As a mother and social justice writer, I struggle daily with the balance of wanting to provide my children a healthy cocoon with minimal discomfort, while also preparing them to take on the injustices of the world -- a role I expect them to step up into someday.
That day, I learned something about myself that would change my life forever. How had I been skipping school, sleeping in and not doing my homework on the same day that other kids were walking seven, or 10 miles to school?
You think it's messed up that people can't tell their own story -- that people have to have someone come in and package, market, and produce their story for the world to take it seriously. We think it's messed up, too.
Invisible Children's faith, infused with prophetic imagination, not only causes the organization to live towards a different story, but has clearly invited others to join in living just such a better story.
We sometimes forget that we can support a person or a group and synchronously criticize certain actions, thoughts, or words. I support Invisible Children and simultaneously feel free to criticize certain tactics, campaigns, or actions.
Social media is becoming an increasingly valuable tool for social justice advocates through its capability to help shape the national discourse surrounding issues, as two recent examples from two very different spheres of the web prove.
To restore its waning credibility, Invisible Children should immediately cut ties with the dictator and the corrupted Fellowship. As long as Invisible Children is linked to human rights violators, its claims to be humanitarian will be suspect.
Not for the first time since I got involved with Cura Orphanage, I wonder whether critics like those who chastise and even mock IC's efforts would say similar things about my work, were it more bold, more public.
Right now there are potentially hundreds of millions of youth interested in Uganda and hungry for guidance. Experts must positively engage this expanding global dialogue and to teach the conversation upwards.
If the aim, as Invisible Children purports, is ending armed conflict, then the "capture Kony" route is at best of limited effectiveness -- more likely still it is a myopic policy with a plethora of unintended consequences.
Invisible Children has been criticized for not spending enough money on programs. But Invisible Children is an advocacy organization.

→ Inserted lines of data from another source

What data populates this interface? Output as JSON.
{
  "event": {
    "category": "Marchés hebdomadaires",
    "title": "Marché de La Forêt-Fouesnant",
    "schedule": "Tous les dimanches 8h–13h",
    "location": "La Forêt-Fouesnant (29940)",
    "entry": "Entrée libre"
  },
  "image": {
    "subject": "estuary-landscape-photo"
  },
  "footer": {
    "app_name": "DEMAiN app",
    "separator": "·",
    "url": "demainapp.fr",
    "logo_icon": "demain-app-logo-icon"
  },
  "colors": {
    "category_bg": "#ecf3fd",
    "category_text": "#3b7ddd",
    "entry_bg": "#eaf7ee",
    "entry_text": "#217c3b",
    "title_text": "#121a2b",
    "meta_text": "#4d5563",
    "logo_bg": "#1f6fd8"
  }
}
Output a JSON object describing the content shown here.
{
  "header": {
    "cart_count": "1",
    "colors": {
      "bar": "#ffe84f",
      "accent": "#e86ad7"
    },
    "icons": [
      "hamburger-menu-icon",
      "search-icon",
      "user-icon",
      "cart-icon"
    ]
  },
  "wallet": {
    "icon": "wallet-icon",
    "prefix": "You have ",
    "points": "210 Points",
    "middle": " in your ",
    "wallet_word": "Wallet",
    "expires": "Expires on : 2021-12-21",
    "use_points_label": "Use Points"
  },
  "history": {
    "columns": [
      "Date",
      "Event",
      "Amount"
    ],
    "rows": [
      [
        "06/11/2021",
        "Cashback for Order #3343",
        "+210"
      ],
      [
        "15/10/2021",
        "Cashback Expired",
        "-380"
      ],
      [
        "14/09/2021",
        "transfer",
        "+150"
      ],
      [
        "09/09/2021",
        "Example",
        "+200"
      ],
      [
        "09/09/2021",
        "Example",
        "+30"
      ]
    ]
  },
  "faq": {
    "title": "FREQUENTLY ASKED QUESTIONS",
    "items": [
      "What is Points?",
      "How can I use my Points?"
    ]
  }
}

They spend money on media -- not direct aid -- because that's their strategy.
This heightened awareness of the 26-year trail of wreckage left by Kony is a good thing. And now, more than ever before, countless people are asking how to help the victims and not only how to help catch Kony.